While Deneen concedes that we can never go back to classical political philosophy, he never discusses the most important reason: We cannot go back because the political philosophy of the ancients would be just as unacceptable to Christians as it would be to modern liberals. Aristotle, Plato, and Xenophon may all have subtly indicated that women were naturally the intellectual equals of men and that slavery was arbitrary and unjust. But none of them lifted a finger personally to free slaves or give women the vote.
But the deal-breaker for Christians is that for the ancient political philosophers, all religion is civic religion. The gods of the city are the divine order. In the best city of Plato’s “Laws,” the practice of private religion is punishable by death. There is no home in the ancient city for the paradise of the private conscience foretold by the Hebrew prophet Micah: “They shall sit every man under his vine and under his fig tree; and none shall make them afraid; for the mouth of the LORD of hosts hath spoken it.” It was to establish the earthly version of such a paradise that the American Founders pledged their lives, their fortunes, and their sacred honor.

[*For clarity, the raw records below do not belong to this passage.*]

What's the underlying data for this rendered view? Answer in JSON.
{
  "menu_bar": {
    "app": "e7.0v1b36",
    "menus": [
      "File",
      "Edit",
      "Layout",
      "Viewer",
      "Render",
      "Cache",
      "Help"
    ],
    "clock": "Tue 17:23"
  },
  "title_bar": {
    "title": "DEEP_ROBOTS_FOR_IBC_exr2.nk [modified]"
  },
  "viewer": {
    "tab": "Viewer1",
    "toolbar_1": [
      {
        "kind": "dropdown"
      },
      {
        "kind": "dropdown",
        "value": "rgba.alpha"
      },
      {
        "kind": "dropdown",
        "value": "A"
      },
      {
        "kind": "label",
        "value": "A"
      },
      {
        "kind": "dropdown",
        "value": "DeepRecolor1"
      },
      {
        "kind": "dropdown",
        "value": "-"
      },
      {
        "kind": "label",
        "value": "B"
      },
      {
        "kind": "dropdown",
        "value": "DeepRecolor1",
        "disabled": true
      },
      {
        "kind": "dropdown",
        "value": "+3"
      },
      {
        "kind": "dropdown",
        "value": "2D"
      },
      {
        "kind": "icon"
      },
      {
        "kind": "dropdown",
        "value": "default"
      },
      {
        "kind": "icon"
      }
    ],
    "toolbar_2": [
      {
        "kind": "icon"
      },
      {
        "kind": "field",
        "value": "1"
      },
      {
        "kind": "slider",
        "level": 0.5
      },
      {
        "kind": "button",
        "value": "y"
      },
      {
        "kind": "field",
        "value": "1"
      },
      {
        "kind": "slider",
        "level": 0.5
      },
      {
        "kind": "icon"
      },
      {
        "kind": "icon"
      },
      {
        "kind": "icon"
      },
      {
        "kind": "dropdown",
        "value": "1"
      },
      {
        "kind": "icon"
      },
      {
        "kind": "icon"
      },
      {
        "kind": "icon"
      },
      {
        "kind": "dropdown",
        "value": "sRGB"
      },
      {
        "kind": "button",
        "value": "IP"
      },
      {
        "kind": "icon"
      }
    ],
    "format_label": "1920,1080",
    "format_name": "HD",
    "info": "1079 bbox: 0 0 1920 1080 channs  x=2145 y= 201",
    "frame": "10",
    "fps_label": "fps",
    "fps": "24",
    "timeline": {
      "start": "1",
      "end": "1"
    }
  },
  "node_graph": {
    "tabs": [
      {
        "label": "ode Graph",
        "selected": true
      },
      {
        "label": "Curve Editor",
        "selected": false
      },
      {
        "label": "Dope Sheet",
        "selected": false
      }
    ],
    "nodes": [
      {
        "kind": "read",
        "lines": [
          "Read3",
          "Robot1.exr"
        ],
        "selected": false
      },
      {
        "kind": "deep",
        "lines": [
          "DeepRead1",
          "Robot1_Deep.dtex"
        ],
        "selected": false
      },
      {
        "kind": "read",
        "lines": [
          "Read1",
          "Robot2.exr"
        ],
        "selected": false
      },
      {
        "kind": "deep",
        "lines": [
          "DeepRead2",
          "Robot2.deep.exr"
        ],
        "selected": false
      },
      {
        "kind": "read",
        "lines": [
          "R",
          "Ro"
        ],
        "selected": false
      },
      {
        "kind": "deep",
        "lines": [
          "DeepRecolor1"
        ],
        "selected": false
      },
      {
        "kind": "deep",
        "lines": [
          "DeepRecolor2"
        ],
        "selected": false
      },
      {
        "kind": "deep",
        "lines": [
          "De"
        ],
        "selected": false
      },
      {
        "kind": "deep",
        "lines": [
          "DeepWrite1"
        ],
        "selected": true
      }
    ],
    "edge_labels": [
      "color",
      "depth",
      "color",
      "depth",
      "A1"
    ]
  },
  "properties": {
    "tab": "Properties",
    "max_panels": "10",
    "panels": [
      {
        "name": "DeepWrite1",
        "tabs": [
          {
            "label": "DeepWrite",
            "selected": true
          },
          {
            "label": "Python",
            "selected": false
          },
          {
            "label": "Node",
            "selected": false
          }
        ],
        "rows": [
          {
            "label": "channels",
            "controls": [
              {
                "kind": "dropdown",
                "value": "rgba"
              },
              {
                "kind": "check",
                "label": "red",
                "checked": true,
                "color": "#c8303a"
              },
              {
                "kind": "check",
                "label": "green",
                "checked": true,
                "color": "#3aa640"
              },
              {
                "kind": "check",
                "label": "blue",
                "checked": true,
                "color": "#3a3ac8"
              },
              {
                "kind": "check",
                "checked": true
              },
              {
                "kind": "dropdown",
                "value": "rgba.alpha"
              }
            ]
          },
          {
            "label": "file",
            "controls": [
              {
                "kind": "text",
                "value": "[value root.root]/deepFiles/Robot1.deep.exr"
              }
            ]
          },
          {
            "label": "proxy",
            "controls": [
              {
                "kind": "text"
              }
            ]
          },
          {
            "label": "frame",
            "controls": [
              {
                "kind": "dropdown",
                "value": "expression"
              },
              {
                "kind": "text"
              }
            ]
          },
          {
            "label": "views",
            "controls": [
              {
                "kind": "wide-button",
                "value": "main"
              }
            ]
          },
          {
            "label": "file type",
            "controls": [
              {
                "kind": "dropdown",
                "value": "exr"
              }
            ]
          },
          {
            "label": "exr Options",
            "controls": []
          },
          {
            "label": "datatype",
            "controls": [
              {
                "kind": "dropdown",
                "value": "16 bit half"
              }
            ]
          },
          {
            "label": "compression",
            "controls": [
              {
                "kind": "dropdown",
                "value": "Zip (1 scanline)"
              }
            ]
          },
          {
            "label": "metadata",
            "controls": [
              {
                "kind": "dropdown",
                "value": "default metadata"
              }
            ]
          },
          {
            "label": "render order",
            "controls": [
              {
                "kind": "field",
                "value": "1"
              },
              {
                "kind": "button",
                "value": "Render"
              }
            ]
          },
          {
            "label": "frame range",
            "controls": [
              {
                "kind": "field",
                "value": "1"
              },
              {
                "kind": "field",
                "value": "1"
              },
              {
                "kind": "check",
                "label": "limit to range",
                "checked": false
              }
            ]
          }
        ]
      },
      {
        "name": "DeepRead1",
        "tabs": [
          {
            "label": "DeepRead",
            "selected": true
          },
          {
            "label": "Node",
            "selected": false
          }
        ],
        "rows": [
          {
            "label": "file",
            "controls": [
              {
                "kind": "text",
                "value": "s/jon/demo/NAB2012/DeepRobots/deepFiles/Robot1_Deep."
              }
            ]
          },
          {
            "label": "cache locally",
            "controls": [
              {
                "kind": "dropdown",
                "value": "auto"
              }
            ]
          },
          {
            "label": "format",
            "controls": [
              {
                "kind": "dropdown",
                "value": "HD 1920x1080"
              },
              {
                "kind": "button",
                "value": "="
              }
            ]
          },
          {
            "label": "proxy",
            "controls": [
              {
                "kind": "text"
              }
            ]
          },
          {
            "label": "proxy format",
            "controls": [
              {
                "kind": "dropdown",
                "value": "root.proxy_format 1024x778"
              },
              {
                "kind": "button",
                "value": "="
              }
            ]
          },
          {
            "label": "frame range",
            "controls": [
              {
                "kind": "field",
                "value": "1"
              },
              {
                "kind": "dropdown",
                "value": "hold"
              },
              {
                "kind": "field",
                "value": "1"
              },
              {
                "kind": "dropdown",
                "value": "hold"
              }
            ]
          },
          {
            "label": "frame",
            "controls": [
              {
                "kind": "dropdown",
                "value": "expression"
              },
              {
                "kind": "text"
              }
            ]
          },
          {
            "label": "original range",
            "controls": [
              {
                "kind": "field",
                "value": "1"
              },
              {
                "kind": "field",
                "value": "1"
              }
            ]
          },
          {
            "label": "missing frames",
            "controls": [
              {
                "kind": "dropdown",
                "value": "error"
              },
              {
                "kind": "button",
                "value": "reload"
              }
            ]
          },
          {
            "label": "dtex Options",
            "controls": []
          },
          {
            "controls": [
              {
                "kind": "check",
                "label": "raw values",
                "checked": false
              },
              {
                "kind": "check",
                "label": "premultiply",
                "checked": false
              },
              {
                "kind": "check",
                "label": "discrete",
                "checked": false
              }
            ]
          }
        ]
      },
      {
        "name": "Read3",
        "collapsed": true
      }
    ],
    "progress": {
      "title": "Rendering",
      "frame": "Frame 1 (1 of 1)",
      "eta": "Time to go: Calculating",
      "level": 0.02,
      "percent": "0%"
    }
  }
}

Deneen’s reticence to address the great differences between Christianity and the classics necessarily obscures the possibility that liberal regimes could offer the best possible home for Christians and the best possible solution for the theological-political problems Christianity raises. According to Madison, America has the distinction of being the only regime ever founded with the explicit purpose of protecting the freedom of conscience. Jefferson shared this opinion. The result of the work of Madison, Jefferson, and Hamilton is a nation that has saved the peace and liberty of world at least twice in the past century, and has for more than two centuries provided historic levels of security, freedom, prosperity, and happiness to its citizens.
Thought has never been freer, worship has never been more protected, and for quite some time, family life was never more blessed, than behind the shield of the United States of America’s politics of classical liberalism. Yet Deneen’s judgment on politics today is that “[n]o serious effort to conceive humane postliberal alternative is likely to emerge from the rear-guard defenders of a declining regime.”
Once again, maybe Deneen is right. Perhaps Christians should withdraw from American politics and society and focus almost exclusively on building families, churches, and associations that will survive what is to come when America’s classical liberal operating system finally crashes. But if Deneen is wrong, then Christians will be like that wicked and unprofitable servant who, distrusting the providence of his master, buried his talent in a field rather than send it forth into the world to prosper.
The three gaps in the argument of Why Liberalism Failed undercut its practical exhortation to give up on liberalism, but they do much to advance the theory of what ails liberalism today. Each of them points to a way for the defenders of America and classical liberalism to find new ways to repair, reinvigorate, and redeem the liberal project.
We need to recover the true political philosophy of the Founding. We need to discover again the love of liberty that linked the classics to the American Founding. We need to better understand how the liberal project was intended to correct Christianity, and how Christianity might now in its turn correct liberalism. In short, what we need is not just better practices, but better theory. In escalating the critique of liberalism from a theoretical concern to a matter of practical urgency, Deneen has challenged those who refuse to give up on modern society and the American Constitution to step up their game.